* [SUPPLIED RECORDS]:
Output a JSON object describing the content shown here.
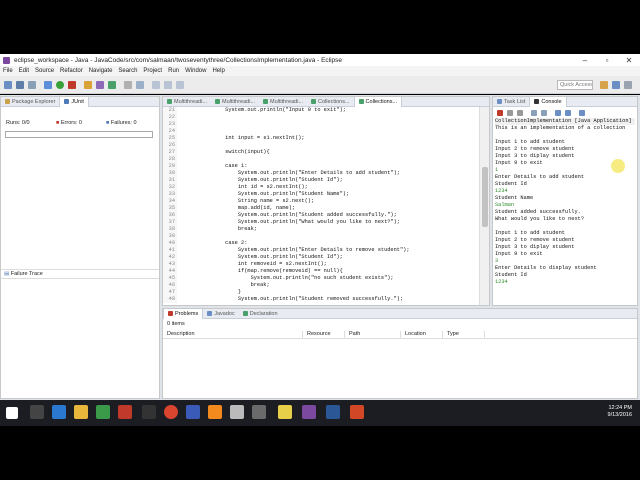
{
  "window": {
    "title": "eclipse_workspace - Java - JavaCode/src/com/salmaan/twoseventythree/CollectionsImplementation.java - Eclipse"
  },
  "menu": [
    "File",
    "Edit",
    "Source",
    "Refactor",
    "Navigate",
    "Search",
    "Project",
    "Run",
    "Window",
    "Help"
  ],
  "quick_access_placeholder": "Quick Access",
  "left_panel": {
    "tabs": [
      "Package Explorer",
      "JUnit"
    ],
    "runs_label": "Runs:",
    "runs_value": "0/0",
    "errors_label": "Errors:",
    "errors_value": "0",
    "failures_label": "Failures:",
    "failures_value": "0",
    "failure_trace_label": "Failure Trace"
  },
  "editor": {
    "tabs": [
      "Multithreadi...",
      "Multithreadi...",
      "Multithreadi...",
      "Collections...",
      "Collections..."
    ],
    "lines": [
      {
        "n": "21",
        "t": "            System.out.println(\"Input 9 to exit\");"
      },
      {
        "n": "22",
        "t": ""
      },
      {
        "n": "23",
        "t": ""
      },
      {
        "n": "24",
        "t": ""
      },
      {
        "n": "25",
        "t": "            int input = s1.nextInt();"
      },
      {
        "n": "26",
        "t": ""
      },
      {
        "n": "27",
        "t": "            switch(input){"
      },
      {
        "n": "28",
        "t": ""
      },
      {
        "n": "29",
        "t": "            case 1:"
      },
      {
        "n": "30",
        "t": "                System.out.println(\"Enter Details to add student\");"
      },
      {
        "n": "31",
        "t": "                System.out.println(\"Student Id\");"
      },
      {
        "n": "32",
        "t": "                int id = s2.nextInt();"
      },
      {
        "n": "33",
        "t": "                System.out.println(\"Student Name\");"
      },
      {
        "n": "34",
        "t": "                String name = s2.next();"
      },
      {
        "n": "35",
        "t": "                map.add(id, name);"
      },
      {
        "n": "36",
        "t": "                System.out.println(\"Student added successfully.\");"
      },
      {
        "n": "37",
        "t": "                System.out.println(\"What would you like to next?\");"
      },
      {
        "n": "38",
        "t": "                break;"
      },
      {
        "n": "39",
        "t": ""
      },
      {
        "n": "40",
        "t": "            case 2:"
      },
      {
        "n": "41",
        "t": "                System.out.println(\"Enter Details to remove student\");"
      },
      {
        "n": "42",
        "t": "                System.out.println(\"Student Id\");"
      },
      {
        "n": "43",
        "t": "                int removeid = s2.nextInt();"
      },
      {
        "n": "44",
        "t": "                if(map.remove(removeid) == null){"
      },
      {
        "n": "45",
        "t": "                    System.out.println(\"no such student exists\");"
      },
      {
        "n": "46",
        "t": "                    break;"
      },
      {
        "n": "47",
        "t": "                }"
      },
      {
        "n": "48",
        "t": "                System.out.println(\"Student removed successfully.\");"
      }
    ]
  },
  "console": {
    "tabs": [
      "Task List",
      "Console"
    ],
    "process_title": "CollectionImplementation [Java Application] C:\\Program Files\\Java",
    "lines": [
      {
        "t": "This is an implementation of a collection",
        "kind": "out"
      },
      {
        "t": "",
        "kind": "out"
      },
      {
        "t": "Input 1 to add student",
        "kind": "out"
      },
      {
        "t": "Input 2 to remove student",
        "kind": "out"
      },
      {
        "t": "Input 3 to diplay student",
        "kind": "out"
      },
      {
        "t": "Input 9 to exit",
        "kind": "out"
      },
      {
        "t": "1",
        "kind": "input"
      },
      {
        "t": "Enter Details to add student",
        "kind": "out"
      },
      {
        "t": "Student Id",
        "kind": "out"
      },
      {
        "t": "1234",
        "kind": "input"
      },
      {
        "t": "Student Name",
        "kind": "out"
      },
      {
        "t": "Salman",
        "kind": "input"
      },
      {
        "t": "Student added successfully.",
        "kind": "out"
      },
      {
        "t": "What would you like to next?",
        "kind": "out"
      },
      {
        "t": "",
        "kind": "out"
      },
      {
        "t": "Input 1 to add student",
        "kind": "out"
      },
      {
        "t": "Input 2 to remove student",
        "kind": "out"
      },
      {
        "t": "Input 3 to diplay student",
        "kind": "out"
      },
      {
        "t": "Input 9 to exit",
        "kind": "out"
      },
      {
        "t": "3",
        "kind": "input"
      },
      {
        "t": "Enter Details to display student",
        "kind": "out"
      },
      {
        "t": "Student Id",
        "kind": "out"
      },
      {
        "t": "1234",
        "kind": "input"
      }
    ]
  },
  "problems": {
    "tabs": [
      "Problems",
      "Javadoc",
      "Declaration"
    ],
    "count": "0 items",
    "columns": [
      "Description",
      "Resource",
      "Path",
      "Location",
      "Type"
    ]
  },
  "taskbar": {
    "time": "12:24 PM",
    "date": "9/13/2016"
  },
  "colors": {
    "accent": "#7b4aa0",
    "console_input": "#2a8a2a"
  }
}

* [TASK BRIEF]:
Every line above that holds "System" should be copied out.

* [TASK RESPONSE]:
        "t": "            System.out.println(\"Input 9 to exit\");"
        "t": "                System.out.println(\"Enter Details to add student\");"
        "t": "                System.out.println(\"Student Id\");"
        "t": "                System.out.println(\"Student Name\");"
        "t": "                System.out.println(\"Student added successfully.\");"
        "t": "                System.out.println(\"What would you like to next?\");"
        "t": "                System.out.println(\"Enter Details to remove student\");"
        "t": "                System.out.println(\"Student Id\");"
        "t": "                    System.out.println(\"no such student exists\");"
        "t": "                System.out.println(\"Student removed successfully.\");"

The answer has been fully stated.